• _Assignment_:
Spot each line in the records below where the word "Weekend" occurs, then copy it.

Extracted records
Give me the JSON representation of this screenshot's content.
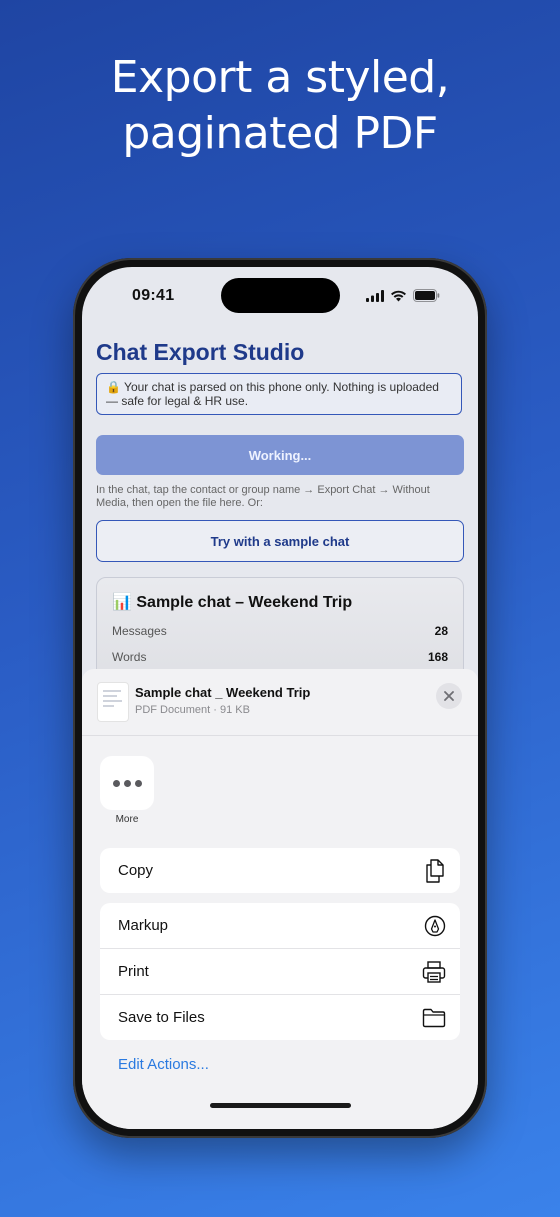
{
  "headline": {
    "line1": "Export a styled,",
    "line2": "paginated PDF"
  },
  "status_bar": {
    "time": "09:41",
    "icons": [
      "signal-icon",
      "wifi-icon",
      "battery-icon"
    ]
  },
  "app": {
    "title": "Chat Export Studio",
    "privacy_note": "🔒 Your chat is parsed on this phone only. Nothing is uploaded — safe for legal & HR use.",
    "working_button": "Working...",
    "hint": "In the chat, tap the contact or group name → Export Chat → Without Media, then open the file here. Or:",
    "sample_button": "Try with a sample chat",
    "stats": {
      "title": "📊 Sample chat – Weekend Trip",
      "rows": [
        {
          "label": "Messages",
          "value": "28"
        },
        {
          "label": "Words",
          "value": "168"
        }
      ]
    }
  },
  "share_sheet": {
    "file_name": "Sample chat _ Weekend Trip",
    "file_meta": "PDF Document · 91 KB",
    "more_label": "More",
    "group1": [
      {
        "label": "Copy",
        "icon": "copy-icon"
      }
    ],
    "group2": [
      {
        "label": "Markup",
        "icon": "markup-icon"
      },
      {
        "label": "Print",
        "icon": "printer-icon"
      },
      {
        "label": "Save to Files",
        "icon": "folder-icon"
      }
    ],
    "edit_actions": "Edit Actions..."
  },
  "colors": {
    "accent": "#1f3a8a",
    "link": "#2a7ae0",
    "background_top": "#1f45a3",
    "background_bottom": "#3a82ea"
  }
}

• _Answer space_:
      "title": "📊 Sample chat – Weekend Trip",
    "file_name": "Sample chat _ Weekend Trip",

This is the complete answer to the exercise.